S. J. Perelman A Life, by Dorothy Herrmann. New York: G. P. Putnam's Sons. 337 pp. $18.95. The Roaring '20s. The Jazz Age. The decade syncopated to the talents of brilliant cartoonists, caricaturists, and writers gilding everything with zany irreverence, peppy put-ons, and practical jokes on everybody.
``Put an egg in your shoe and beat it'' was a college wisecrack made in 1924 by that preeminent creature of the '20s, S. J. Perelman. But the decade grew older, and Perelman grew up.
Ambitious to be a cartoonist, he first drew for his college magazine, The Brown Jug, at Brown University, then later for Judge magazine. His work was decorative, artistic, up-to-date, but soon not quite as funny as the captions.
His first cartoon for Judge was entitled ``The Flighty Pair.'' It has a rather surreal quality, with two men being tossed in the air through clouds: ``Don't breathe a word, Casper -- but I think Lord Percy is horribly fastidious.''
``You said it, Dalmatia. He even insists on being measured for his coat of arms.''
As his captions grew longer and better, the drawings disappeared, and he joined the company of writers such as Robert Benchley, James Thurber, and Dorothy Parker.
Dorothy Herrmann gives us an even-handed, on-the-mark study of the often-sad, often-angry, but well-tailored man behind the jester. Her book lays out the topography and sociology of Perelman's life, his marital and family problems, his infidelities and wandering ways, his difficulties with friendships.
Elegant Nathanael West, later famous for his novels ``Miss Lonelyhearts'' and ``The Day of the Locust,'' became one of Perelman's best friends at Brown, giving him an example of how to dress well. Later he became his brother-in-law when Perelman married West's sister Laura. The death of Mr. West in a car crash was a crucial tragedy in the Perelmans' lives.
Perelman wrote for all the popular arts: print (books and magazines, including The New Yorker); Broadway (he launched Mary Martin on her career with his hit ``One Touch of Venus''); Hollywood (he won an Oscar for his screenplay for ``Around the World in Eighty Days''). Later he wrote scripts for TV.
His first successful book, ``Dawn Ginsbergh's Revenge,'' had been endorsed by none other than Groucho Marx, who quipped: ``From the moment I picked up your book until I laid it down, I was convulsed with laughter. Someday I intend reading it.''
Thus encouraged, Perelman worked on two of the Marx brothers' films, ``Monkey Business'' and ``Horse Feathers.'' The manic Marxes and the literary Perelman were an explosive combination from the beginning, and it was an experience he would complain about for the rest of his life.

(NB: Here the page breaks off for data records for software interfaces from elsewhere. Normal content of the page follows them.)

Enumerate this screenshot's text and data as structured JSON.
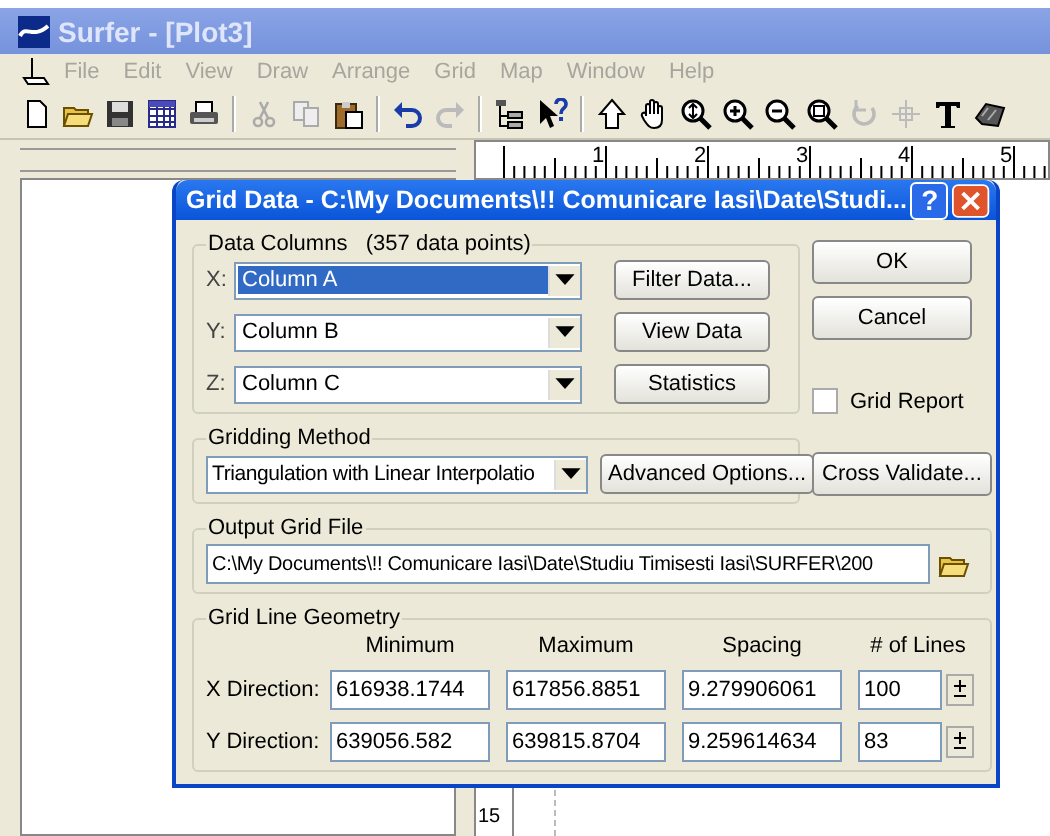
{
  "app_window": {
    "title": "Surfer - [Plot3]"
  },
  "menu": [
    {
      "label": "File",
      "disabled": true
    },
    {
      "label": "Edit",
      "disabled": true
    },
    {
      "label": "View",
      "disabled": true
    },
    {
      "label": "Draw",
      "disabled": true
    },
    {
      "label": "Arrange",
      "disabled": true
    },
    {
      "label": "Grid",
      "disabled": true
    },
    {
      "label": "Map",
      "disabled": true
    },
    {
      "label": "Window",
      "disabled": true
    },
    {
      "label": "Help",
      "disabled": true
    }
  ],
  "ruler": {
    "labels": [
      "1",
      "2",
      "3",
      "4",
      "5"
    ]
  },
  "vertical_ruler": {
    "labels": [
      "15"
    ]
  },
  "dialog": {
    "title": "Grid Data - C:\\My Documents\\!! Comunicare Iasi\\Date\\Studi...",
    "help_button": "?",
    "data_columns": {
      "title": "Data Columns",
      "count": "(357 data points)",
      "rows": [
        {
          "axis": "X:",
          "value": "Column A",
          "selected": true
        },
        {
          "axis": "Y:",
          "value": "Column B",
          "selected": false
        },
        {
          "axis": "Z:",
          "value": "Column C",
          "selected": false
        }
      ],
      "buttons": [
        "Filter Data...",
        "View Data",
        "Statistics"
      ]
    },
    "buttons": [
      "OK",
      "Cancel"
    ],
    "grid_report": {
      "label": "Grid Report",
      "checked": false
    },
    "gridding_method": {
      "title": "Gridding Method",
      "value": "Triangulation with Linear Interpolatio",
      "button": "Advanced Options..."
    },
    "cross_validate": "Cross Validate...",
    "output_grid_file": {
      "title": "Output Grid File",
      "value": "C:\\My Documents\\!! Comunicare Iasi\\Date\\Studiu Timisesti Iasi\\SURFER\\200"
    },
    "grid_line_geometry": {
      "title": "Grid Line Geometry",
      "columns": [
        "Minimum",
        "Maximum",
        "Spacing",
        "# of Lines"
      ],
      "rows": [
        {
          "label": "X Direction:",
          "minimum": "616938.1744",
          "maximum": "617856.8851",
          "spacing": "9.279906061",
          "lines": "100"
        },
        {
          "label": "Y Direction:",
          "minimum": "639056.582",
          "maximum": "639815.8704",
          "spacing": "9.259614634",
          "lines": "83"
        }
      ]
    }
  }
}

But he complained about most everything. Publishers, critics, whoever might dare try to edit his copy. He had a long list. He could not stand -- among many, many things -- the A. A. Milne stories. In a tale about a sea serpent that wanted to devour the creator of Winnie the Pooh, he versified: ``He wants to eat that A. A. Milne,/ Whose writings are so quaint,/ I'm glad of that because they fill me/ With a tendency to faint.''
Many projects and scripts foundered along the way. One outstanding failure was an effort to get rich on Broadway with a show he wrote with Ogden Nash and caricaturist Al Hirschfeld. Maybe this prompted the line ``A hush fell over the audience, and had to be removed by the ushers.''
Perelman's intricate use of words belongs to the printed page. But he eventually felt that the age of written satire, parody, and whimsy had passed him by.
Human folly, as he saw it through his steel-rimmed spectacles, was magnified to the point of absurdity, and his own humanity redeemed it with laughter.
Here he is, using some of that language in a piece taking off on inflation:
``As recently as 1918, it was possible for a housewife in Providence, where I grew up, to march into a store with a five-cent piece, purchase a firkin of cocoa butter, a good second-hand copy of Bowditch, a hundredweight of quahogs, a shagreen spectacle case and sufficient nainsook for a corset cover, and emerge with enough left over to buy a balcony admission to `The Masquerader' with Guy Bates Post, and a box of maxixe cherries.''
Humor writing is no joke, and if his humor darkened at the end, nevertheless he was still sketching some brilliant captions for the world around him. In fact, he wrote that ``Before they made Perelman, they broke the mold.''